Four years have passed since Viet Nam joined the Berne Convention on Intellectual Property Rights, and despite progress, copyright violations continue to be a serious problem in the country.
Of Viet Nam’s 100 leading websites, 30 are involved in downloading songs for free, according to Alexa, which maintains statistics on the most-visited websites worldwide.
Popular sites are nhac.caigi.vn, timnhanh.com, nhac.vui.vn, nghenhac.info and baamboo.com.
Online music is a booming business and enjoys a huge market both inside the country and in overseas Vietnamese (Viet kieu) community.
Many website owners, however, say they are baffled by the new requirements of the Recording Industry Association (RIA) of Viet Nam, and vehemently oppose the new rules.
Under the regulations, websites must pay VND1 million ($62) a year to the RIA for each song on their sites.
Given the high number of songs, the fees amount to billions of dong.
With Vietnamese youth more and more seeking out online music rather than traditional CDs or cassettes, the practice of free downloads is frustrating composers and performers in the recording industry, who are losing money on royalties.
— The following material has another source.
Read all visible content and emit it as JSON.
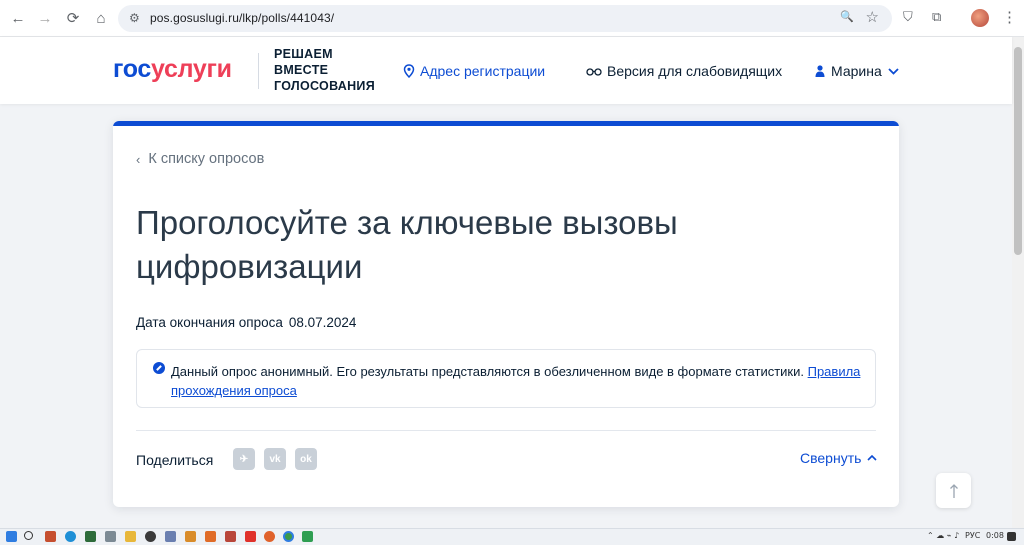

Coupled with the new regulation on copyright protection is the launch of nhacso.net website by FPT Technology in cooperation with Viet Nam’s Centre for Protection of Music Copyright.
It is the first website where all listed songs have been licensed by RIA Viet Nam.
According to Phung Tien Cong, director of FPTmusic, the website is composed only of Vietnamese songs and allows for free online listening, but bars unpaid downloading.
“The download charge will be further discussed with the copyright centre, but it is likely to fall within VND1,000 to VND2,000 per song and made via pre-paid cards,” he said.
“Amid the current copyright chaos and recurrent violations of intellectual property rights, the introduction of a sytem like that of FPTmusic is an encouraging signal,” said Pho Duc Phuong, director of the copyright centre.
With the first legal music downloading website now available online, illegal websites are now vulnerable to possible litigation.
“Filing a lawsuit against them, however, is not an option at the moment,” Phuong said. “But we can demand a full halt to their operations to defend our project with FPTmusic.”
Although book piracy slowed down considerably after Viet Nam joined the Berne Convention, it recently resurfaced on a larger scale than during the pre-Berne period.
Large companies that illegally copy books have worked with small provincial publishers to put translated editions into circulation around the country.
Several licensed bestselling novels eagerly anticipated by the public have been illegally copied, much to the detriment of the legal buyers of the rights to publish the books.
Businesses that follow the law are usually required to be involved in lengthy copyright negotiations and hire qualified translators and editors.
However, these ethical publishers are in danger of failing because of the continued violations of illegal operators, and local readers will suffer the consequences, according to industry experts.
Recently, a spate of books containing violent and sexual content targeted at young readers have flooded the market.
Many of them have been copied from imported Japanese books, and educators and parents have demanded that tough punitive measures be used against the publishers, according to experts.
The number of children’s picture books entering the market has averaged 60 a week, many of them with unsavoury content, putting local authorities on the alert.
In an effort to stop the trend, the Ministry of Information and Communications has told publishers that any new children’s books would not be permitted to go on the market for an unspecified time.